ASSIGNMENT: Collect each line of the records containing the string "KPPP".

SUPPLIED INFORMATION:
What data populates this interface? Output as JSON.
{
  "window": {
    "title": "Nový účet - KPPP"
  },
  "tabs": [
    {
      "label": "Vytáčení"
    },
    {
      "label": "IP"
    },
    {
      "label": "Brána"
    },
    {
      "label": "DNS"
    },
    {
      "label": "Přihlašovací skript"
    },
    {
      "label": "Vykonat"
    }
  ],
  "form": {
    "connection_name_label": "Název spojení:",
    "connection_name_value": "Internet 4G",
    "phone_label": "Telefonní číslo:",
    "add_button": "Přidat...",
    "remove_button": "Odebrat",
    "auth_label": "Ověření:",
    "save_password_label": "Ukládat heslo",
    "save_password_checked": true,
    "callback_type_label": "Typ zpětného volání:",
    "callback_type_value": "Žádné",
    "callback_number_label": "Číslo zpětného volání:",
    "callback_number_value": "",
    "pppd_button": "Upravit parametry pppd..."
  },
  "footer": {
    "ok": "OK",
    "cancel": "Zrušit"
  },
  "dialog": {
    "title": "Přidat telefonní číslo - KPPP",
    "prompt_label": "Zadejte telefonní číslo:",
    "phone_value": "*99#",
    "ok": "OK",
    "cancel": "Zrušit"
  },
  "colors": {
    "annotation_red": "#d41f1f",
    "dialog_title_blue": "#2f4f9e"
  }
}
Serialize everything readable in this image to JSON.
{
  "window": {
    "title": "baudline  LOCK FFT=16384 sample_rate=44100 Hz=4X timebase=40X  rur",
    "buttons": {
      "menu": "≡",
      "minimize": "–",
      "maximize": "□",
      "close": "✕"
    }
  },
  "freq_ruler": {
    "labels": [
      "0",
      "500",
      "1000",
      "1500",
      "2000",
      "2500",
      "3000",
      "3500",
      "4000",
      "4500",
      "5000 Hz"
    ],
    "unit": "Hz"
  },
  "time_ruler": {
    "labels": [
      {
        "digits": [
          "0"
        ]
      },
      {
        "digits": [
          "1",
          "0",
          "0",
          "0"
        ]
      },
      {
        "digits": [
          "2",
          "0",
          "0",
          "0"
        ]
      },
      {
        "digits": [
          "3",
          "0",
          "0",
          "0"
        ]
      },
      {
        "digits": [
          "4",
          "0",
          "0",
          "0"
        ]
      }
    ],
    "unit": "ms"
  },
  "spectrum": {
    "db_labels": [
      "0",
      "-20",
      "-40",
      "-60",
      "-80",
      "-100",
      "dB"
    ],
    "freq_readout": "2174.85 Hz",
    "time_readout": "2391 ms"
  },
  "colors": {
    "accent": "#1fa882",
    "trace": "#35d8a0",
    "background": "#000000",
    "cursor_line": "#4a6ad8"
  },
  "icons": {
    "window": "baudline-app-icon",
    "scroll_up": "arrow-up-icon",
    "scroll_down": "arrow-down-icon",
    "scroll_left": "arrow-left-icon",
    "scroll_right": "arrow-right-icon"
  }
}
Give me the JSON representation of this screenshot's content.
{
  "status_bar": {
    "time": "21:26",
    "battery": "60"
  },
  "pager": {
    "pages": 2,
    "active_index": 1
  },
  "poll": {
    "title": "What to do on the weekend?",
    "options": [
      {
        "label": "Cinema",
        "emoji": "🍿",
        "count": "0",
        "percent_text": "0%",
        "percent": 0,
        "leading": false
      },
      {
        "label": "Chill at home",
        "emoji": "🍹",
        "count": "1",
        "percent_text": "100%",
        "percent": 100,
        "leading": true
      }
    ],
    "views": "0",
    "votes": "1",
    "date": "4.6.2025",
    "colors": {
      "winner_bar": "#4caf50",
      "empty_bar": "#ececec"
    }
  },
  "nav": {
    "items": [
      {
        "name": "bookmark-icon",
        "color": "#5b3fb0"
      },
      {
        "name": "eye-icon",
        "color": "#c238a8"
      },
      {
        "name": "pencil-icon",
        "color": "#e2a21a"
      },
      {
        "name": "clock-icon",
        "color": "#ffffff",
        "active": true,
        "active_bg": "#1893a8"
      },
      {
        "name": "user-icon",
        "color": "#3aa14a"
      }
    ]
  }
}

ANSWER SPACE:
    "title": "Nový účet - KPPP"
    "title": "Přidat telefonní číslo - KPPP",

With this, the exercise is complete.